:: EXERCISE DATA ::

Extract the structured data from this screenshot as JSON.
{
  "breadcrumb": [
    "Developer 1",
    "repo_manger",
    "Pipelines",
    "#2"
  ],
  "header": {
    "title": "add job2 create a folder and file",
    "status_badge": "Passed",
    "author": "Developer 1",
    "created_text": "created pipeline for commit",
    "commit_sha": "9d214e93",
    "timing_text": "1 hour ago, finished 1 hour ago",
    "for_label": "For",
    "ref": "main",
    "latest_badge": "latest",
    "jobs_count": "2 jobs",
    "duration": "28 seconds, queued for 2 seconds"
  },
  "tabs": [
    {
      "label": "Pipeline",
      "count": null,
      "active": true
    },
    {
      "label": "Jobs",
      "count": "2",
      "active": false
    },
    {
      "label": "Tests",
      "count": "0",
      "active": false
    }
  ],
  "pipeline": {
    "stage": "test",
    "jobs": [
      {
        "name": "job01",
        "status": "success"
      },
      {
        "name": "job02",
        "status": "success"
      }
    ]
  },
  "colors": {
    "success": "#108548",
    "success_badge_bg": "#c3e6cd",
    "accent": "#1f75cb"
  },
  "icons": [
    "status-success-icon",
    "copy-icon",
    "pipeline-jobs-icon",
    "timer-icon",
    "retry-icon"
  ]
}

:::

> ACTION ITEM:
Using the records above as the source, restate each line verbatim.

> ANSWER TO THIS TASK:
Extract the structured data from this screenshot as JSON.
{
  "breadcrumb": [
    "Developer 1",
    "repo_manger",
    "Pipelines",
    "#2"
  ],
  "header": {
    "title": "add job2 create a folder and file",
    "status_badge": "Passed",
    "author": "Developer 1",
    "created_text": "created pipeline for commit",
    "commit_sha": "9d214e93",
    "timing_text": "1 hour ago, finished 1 hour ago",
    "for_label": "For",
    "ref": "main",
    "latest_badge": "latest",
    "jobs_count": "2 jobs",
    "duration": "28 seconds, queued for 2 seconds"
  },
  "tabs": [
    {
      "label": "Pipeline",
      "count": null,
      "active": true
    },
    {
      "label": "Jobs",
      "count": "2",
      "active": false
    },
    {
      "label": "Tests",
      "count": "0",
      "active": false
    }
  ],
  "pipeline": {
    "stage": "test",
    "jobs": [
      {
        "name": "job01",
        "status": "success"
      },
      {
        "name": "job02",
        "status": "success"
      }
    ]
  },
  "colors": {
    "success": "#108548",
    "success_badge_bg": "#c3e6cd",
    "accent": "#1f75cb"
  },
  "icons": [
    "status-success-icon",
    "copy-icon",
    "pipeline-jobs-icon",
    "timer-icon",
    "retry-icon"
  ]
}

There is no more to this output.